Albert Einstein, with his students Nathan Rosen and Boris Podolsky, were the first to point out these apparent connections; they used them to argue that the quantum theory must be incomplete. In an article known as the EPR paper4, published in 1935, they pointed out that by making a measurement of the momentum of one particle, it is possible to accurately guage the momentum of another with which it has previously interacted. This implies at least one of two things: Either the quantum theory is incomplete, and incorrect in its assertion that the second particle does not have a definite momentum before it is measured; or else the measurement of the first particle somehow determines the state of the other, however far away it is. Einstein called this 'spooky action at a distance' - spooky because there is no known mechanism for such an interaction, and because it would entail that things can be affected by events which, in some frame of reference, haven't happened yet.

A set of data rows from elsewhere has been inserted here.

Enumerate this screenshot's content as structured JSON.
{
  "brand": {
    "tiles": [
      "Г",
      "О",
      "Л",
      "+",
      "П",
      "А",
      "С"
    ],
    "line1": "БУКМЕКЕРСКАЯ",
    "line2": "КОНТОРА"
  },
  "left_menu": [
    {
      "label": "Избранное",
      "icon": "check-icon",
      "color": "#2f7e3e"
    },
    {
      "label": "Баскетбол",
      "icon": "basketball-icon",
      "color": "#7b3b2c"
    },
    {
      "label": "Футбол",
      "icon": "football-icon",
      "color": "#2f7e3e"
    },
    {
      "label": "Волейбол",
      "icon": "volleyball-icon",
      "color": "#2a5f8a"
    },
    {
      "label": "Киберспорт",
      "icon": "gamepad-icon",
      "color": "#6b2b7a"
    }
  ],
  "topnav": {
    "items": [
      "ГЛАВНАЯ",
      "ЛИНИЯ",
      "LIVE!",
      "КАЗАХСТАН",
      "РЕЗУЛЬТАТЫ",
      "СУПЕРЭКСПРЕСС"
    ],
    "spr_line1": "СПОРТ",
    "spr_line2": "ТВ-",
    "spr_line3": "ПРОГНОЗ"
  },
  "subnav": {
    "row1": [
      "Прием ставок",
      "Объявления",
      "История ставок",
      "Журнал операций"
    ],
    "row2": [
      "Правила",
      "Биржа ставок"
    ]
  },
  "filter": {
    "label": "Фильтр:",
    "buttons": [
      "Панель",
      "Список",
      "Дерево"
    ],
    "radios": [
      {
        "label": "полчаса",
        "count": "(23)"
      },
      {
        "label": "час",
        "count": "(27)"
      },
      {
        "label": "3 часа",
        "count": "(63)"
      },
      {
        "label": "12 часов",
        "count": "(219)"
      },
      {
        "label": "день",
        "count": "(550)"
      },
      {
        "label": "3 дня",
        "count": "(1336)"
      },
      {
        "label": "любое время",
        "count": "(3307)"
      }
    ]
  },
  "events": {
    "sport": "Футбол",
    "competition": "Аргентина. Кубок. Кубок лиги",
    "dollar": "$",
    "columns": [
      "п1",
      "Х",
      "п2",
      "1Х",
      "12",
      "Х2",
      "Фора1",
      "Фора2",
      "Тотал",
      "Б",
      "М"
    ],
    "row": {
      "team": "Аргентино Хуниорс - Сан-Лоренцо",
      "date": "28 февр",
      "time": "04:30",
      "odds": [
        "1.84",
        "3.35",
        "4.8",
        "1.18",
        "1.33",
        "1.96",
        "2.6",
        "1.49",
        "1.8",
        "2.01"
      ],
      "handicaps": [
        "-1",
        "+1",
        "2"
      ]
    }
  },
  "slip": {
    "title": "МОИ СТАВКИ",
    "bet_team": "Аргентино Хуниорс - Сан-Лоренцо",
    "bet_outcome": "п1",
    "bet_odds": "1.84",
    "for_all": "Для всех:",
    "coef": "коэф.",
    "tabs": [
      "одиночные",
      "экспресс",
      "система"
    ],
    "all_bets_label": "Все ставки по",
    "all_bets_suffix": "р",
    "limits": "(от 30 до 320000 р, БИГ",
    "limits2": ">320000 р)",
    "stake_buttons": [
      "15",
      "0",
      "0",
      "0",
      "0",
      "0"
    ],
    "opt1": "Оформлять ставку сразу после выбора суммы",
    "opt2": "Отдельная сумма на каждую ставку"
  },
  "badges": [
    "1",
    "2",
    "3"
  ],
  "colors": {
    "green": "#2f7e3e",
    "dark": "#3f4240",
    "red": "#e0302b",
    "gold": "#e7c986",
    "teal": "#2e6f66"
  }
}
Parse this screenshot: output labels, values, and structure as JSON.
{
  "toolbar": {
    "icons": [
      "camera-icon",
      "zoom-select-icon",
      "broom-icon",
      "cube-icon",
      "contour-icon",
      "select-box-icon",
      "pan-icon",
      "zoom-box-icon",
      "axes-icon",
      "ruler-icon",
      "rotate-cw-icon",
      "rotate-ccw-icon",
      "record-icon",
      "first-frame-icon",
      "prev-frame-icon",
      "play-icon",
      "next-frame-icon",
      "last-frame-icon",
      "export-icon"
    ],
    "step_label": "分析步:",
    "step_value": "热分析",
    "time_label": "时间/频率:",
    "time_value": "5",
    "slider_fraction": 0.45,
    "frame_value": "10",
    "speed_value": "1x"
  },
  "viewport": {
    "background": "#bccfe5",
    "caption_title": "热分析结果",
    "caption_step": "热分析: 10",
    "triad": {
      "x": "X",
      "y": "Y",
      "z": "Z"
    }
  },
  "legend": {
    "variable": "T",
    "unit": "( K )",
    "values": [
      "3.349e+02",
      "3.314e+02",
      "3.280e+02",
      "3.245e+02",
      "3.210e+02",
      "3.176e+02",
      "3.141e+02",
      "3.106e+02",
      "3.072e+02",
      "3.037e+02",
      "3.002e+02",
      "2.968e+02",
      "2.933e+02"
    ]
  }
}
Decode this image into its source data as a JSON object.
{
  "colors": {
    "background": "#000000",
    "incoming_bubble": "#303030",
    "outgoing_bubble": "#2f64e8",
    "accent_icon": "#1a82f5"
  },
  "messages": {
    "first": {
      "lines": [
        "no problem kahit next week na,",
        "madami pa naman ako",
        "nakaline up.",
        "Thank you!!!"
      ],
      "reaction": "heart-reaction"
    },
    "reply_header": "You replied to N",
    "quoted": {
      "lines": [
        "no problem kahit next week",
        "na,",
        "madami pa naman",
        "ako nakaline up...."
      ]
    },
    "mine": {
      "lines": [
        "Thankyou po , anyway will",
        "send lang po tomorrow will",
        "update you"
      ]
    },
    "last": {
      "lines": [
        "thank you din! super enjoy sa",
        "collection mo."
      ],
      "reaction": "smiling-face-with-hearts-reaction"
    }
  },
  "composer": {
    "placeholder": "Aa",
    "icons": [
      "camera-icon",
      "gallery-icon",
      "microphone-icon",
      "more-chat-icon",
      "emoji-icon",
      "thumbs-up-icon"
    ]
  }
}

– Physics & Philosophy group at Bristol University http://fergusmurray.members.beeb.net/Causality.html